What is Music Therapy?
Music therapy is an evidence-based practice that uses musical activities to help individuals achieve therapeutic goals. Music therapy can be used with a wide variety of populations, and can help accomplish a wide variety of outcomes.
According to the American Music Therapy Association:
- Music therapy is an established health profession in which music is used within a therapeutic relationship to address physical, emotional, cognitive, and social needs of individuals
- After assessing the strengths and needs of each client, the qualified music therapist provides the indicated treatment including creating, singing, moving to, and/or listening to music
- Through musical involvement in the therapeutic context, clients’ abilities are strengthened and transferred to other areas of their lives
- Music therapy also provides avenues for communication that can be helpful to those who find it difficult to express themselves in words
- Research in music therapy supports its effectiveness in many areas such as: overall physical rehabilitation and facilitating movement, increasing peoples motivation to become engaged in their treatment, providing emotional support for clients and their families, and providing an outlet for expression of feelings.
Who Are Music Therapists?

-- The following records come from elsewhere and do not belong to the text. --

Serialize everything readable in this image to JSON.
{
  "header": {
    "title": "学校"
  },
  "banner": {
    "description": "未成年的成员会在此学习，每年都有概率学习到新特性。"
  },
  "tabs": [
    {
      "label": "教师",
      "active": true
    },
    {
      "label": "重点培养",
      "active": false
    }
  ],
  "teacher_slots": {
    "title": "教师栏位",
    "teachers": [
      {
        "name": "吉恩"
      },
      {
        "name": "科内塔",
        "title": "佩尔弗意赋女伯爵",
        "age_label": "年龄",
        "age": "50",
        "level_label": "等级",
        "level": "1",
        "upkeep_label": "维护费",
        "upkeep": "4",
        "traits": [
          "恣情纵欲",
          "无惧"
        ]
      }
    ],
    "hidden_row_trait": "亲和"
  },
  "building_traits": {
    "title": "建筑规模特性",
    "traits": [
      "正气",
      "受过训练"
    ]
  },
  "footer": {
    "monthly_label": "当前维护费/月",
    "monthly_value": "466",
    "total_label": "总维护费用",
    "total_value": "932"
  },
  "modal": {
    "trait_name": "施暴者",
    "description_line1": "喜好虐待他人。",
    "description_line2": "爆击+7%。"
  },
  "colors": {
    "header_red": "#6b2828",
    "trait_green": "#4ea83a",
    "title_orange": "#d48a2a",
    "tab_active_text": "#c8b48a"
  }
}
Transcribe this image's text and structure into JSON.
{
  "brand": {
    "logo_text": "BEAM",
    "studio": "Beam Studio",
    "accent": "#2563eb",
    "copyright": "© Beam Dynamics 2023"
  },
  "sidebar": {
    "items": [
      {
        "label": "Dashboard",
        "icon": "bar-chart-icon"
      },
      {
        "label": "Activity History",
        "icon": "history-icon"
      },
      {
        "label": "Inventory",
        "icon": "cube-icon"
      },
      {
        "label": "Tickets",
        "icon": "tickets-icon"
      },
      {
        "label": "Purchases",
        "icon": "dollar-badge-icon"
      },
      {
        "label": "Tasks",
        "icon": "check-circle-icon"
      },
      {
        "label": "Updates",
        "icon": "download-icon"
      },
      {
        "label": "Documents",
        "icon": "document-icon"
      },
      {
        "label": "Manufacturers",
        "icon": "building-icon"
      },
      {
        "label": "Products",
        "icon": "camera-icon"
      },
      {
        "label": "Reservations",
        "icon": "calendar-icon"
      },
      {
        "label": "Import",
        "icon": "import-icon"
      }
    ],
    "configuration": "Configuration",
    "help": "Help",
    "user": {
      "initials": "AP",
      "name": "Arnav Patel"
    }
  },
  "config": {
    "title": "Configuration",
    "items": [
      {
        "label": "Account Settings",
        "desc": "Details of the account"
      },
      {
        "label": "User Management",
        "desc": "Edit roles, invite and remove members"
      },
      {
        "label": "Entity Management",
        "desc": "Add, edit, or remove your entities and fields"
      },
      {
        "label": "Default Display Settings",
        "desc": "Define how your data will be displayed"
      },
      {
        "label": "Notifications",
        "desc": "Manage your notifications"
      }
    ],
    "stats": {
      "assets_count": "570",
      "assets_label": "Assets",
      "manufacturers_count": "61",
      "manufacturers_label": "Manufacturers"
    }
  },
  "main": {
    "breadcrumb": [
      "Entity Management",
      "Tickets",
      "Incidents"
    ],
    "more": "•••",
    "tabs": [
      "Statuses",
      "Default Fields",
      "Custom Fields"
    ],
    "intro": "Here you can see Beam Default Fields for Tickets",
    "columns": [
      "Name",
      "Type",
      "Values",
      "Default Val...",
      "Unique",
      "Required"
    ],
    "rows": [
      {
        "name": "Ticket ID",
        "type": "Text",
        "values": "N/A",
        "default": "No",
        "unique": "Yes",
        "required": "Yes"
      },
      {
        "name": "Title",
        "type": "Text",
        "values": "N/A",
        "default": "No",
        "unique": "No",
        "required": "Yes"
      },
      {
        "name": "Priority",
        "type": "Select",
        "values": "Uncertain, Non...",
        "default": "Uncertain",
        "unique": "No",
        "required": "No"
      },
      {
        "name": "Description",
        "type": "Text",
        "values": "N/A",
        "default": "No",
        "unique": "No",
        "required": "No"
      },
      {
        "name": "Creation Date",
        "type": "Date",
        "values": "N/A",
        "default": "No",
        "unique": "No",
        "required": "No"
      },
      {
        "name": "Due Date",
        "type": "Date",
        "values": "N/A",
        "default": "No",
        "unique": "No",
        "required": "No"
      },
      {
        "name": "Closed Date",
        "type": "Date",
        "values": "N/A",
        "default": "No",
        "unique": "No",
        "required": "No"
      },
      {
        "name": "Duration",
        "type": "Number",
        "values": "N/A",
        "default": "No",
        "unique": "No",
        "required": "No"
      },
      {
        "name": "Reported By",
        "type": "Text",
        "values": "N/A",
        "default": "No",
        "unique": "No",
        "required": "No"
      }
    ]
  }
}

A Music therapist is someone who completes one of the approved bachelors, equivalency, or Master’s Degree music therapy curricula (including an internship). After completion of curricula, including practical music therapy experience requirements, the candidate is then eligible to sit for the national certification examination offered by the Certification Board for Music Therapists. Music therapists who successfully complete the independently administered examination hold the credential Music Therapist, Board Certified (MT-BC).